GIVEN ENTRIES
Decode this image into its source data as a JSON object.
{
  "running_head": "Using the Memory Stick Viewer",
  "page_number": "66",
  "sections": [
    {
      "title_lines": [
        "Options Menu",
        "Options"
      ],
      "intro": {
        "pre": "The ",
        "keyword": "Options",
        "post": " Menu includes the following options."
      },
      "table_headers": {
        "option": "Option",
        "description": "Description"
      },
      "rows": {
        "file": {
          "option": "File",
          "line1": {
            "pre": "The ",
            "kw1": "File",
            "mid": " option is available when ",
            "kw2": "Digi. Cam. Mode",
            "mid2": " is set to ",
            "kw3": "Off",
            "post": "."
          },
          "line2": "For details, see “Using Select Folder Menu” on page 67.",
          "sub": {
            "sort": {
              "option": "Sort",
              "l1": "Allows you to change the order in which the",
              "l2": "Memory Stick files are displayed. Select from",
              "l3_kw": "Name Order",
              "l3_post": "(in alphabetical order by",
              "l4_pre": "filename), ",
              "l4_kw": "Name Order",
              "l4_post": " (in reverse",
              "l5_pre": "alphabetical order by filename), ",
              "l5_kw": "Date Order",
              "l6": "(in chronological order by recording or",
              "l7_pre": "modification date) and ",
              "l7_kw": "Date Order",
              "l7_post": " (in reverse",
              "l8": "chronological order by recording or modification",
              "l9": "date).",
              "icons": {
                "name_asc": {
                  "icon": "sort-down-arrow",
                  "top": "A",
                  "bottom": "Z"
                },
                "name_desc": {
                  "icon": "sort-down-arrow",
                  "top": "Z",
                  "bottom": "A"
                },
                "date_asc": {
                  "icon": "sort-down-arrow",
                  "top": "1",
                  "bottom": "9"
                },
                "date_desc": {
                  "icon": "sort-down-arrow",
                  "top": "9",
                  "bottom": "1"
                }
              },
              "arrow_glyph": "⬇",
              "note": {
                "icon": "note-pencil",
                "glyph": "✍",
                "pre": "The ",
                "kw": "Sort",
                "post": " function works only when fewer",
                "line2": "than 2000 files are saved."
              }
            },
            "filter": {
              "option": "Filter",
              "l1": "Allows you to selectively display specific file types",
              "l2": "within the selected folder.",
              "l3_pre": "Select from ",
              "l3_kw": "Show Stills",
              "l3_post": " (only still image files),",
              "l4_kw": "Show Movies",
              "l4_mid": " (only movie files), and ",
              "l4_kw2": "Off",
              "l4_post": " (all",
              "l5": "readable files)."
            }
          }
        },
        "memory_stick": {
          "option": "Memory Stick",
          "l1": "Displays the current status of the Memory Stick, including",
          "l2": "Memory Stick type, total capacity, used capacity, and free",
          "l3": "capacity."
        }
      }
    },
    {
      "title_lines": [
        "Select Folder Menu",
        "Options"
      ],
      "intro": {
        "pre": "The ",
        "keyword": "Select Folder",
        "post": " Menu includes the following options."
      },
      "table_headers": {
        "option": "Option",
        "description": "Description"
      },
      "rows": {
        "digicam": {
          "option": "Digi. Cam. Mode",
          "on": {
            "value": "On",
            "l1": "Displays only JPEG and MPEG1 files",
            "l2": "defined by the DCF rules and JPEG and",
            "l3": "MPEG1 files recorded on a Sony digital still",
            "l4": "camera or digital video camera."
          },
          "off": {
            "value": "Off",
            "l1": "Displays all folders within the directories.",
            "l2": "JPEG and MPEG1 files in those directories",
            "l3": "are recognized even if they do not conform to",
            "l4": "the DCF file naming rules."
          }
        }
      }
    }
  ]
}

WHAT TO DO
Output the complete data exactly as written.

ANSWER TO THIS PROBLEM
Decode this image into its source data as a JSON object.
{
  "running_head": "Using the Memory Stick Viewer",
  "page_number": "66",
  "sections": [
    {
      "title_lines": [
        "Options Menu",
        "Options"
      ],
      "intro": {
        "pre": "The ",
        "keyword": "Options",
        "post": " Menu includes the following options."
      },
      "table_headers": {
        "option": "Option",
        "description": "Description"
      },
      "rows": {
        "file": {
          "option": "File",
          "line1": {
            "pre": "The ",
            "kw1": "File",
            "mid": " option is available when ",
            "kw2": "Digi. Cam. Mode",
            "mid2": " is set to ",
            "kw3": "Off",
            "post": "."
          },
          "line2": "For details, see “Using Select Folder Menu” on page 67.",
          "sub": {
            "sort": {
              "option": "Sort",
              "l1": "Allows you to change the order in which the",
              "l2": "Memory Stick files are displayed. Select from",
              "l3_kw": "Name Order",
              "l3_post": "(in alphabetical order by",
              "l4_pre": "filename), ",
              "l4_kw": "Name Order",
              "l4_post": " (in reverse",
              "l5_pre": "alphabetical order by filename), ",
              "l5_kw": "Date Order",
              "l6": "(in chronological order by recording or",
              "l7_pre": "modification date) and ",
              "l7_kw": "Date Order",
              "l7_post": " (in reverse",
              "l8": "chronological order by recording or modification",
              "l9": "date).",
              "icons": {
                "name_asc": {
                  "icon": "sort-down-arrow",
                  "top": "A",
                  "bottom": "Z"
                },
                "name_desc": {
                  "icon": "sort-down-arrow",
                  "top": "Z",
                  "bottom": "A"
                },
                "date_asc": {
                  "icon": "sort-down-arrow",
                  "top": "1",
                  "bottom": "9"
                },
                "date_desc": {
                  "icon": "sort-down-arrow",
                  "top": "9",
                  "bottom": "1"
                }
              },
              "arrow_glyph": "⬇",
              "note": {
                "icon": "note-pencil",
                "glyph": "✍",
                "pre": "The ",
                "kw": "Sort",
                "post": " function works only when fewer",
                "line2": "than 2000 files are saved."
              }
            },
            "filter": {
              "option": "Filter",
              "l1": "Allows you to selectively display specific file types",
              "l2": "within the selected folder.",
              "l3_pre": "Select from ",
              "l3_kw": "Show Stills",
              "l3_post": " (only still image files),",
              "l4_kw": "Show Movies",
              "l4_mid": " (only movie files), and ",
              "l4_kw2": "Off",
              "l4_post": " (all",
              "l5": "readable files)."
            }
          }
        },
        "memory_stick": {
          "option": "Memory Stick",
          "l1": "Displays the current status of the Memory Stick, including",
          "l2": "Memory Stick type, total capacity, used capacity, and free",
          "l3": "capacity."
        }
      }
    },
    {
      "title_lines": [
        "Select Folder Menu",
        "Options"
      ],
      "intro": {
        "pre": "The ",
        "keyword": "Select Folder",
        "post": " Menu includes the following options."
      },
      "table_headers": {
        "option": "Option",
        "description": "Description"
      },
      "rows": {
        "digicam": {
          "option": "Digi. Cam. Mode",
          "on": {
            "value": "On",
            "l1": "Displays only JPEG and MPEG1 files",
            "l2": "defined by the DCF rules and JPEG and",
            "l3": "MPEG1 files recorded on a Sony digital still",
            "l4": "camera or digital video camera."
          },
          "off": {
            "value": "Off",
            "l1": "Displays all folders within the directories.",
            "l2": "JPEG and MPEG1 files in those directories",
            "l3": "are recognized even if they do not conform to",
            "l4": "the DCF file naming rules."
          }
        }
      }
    }
  ]
}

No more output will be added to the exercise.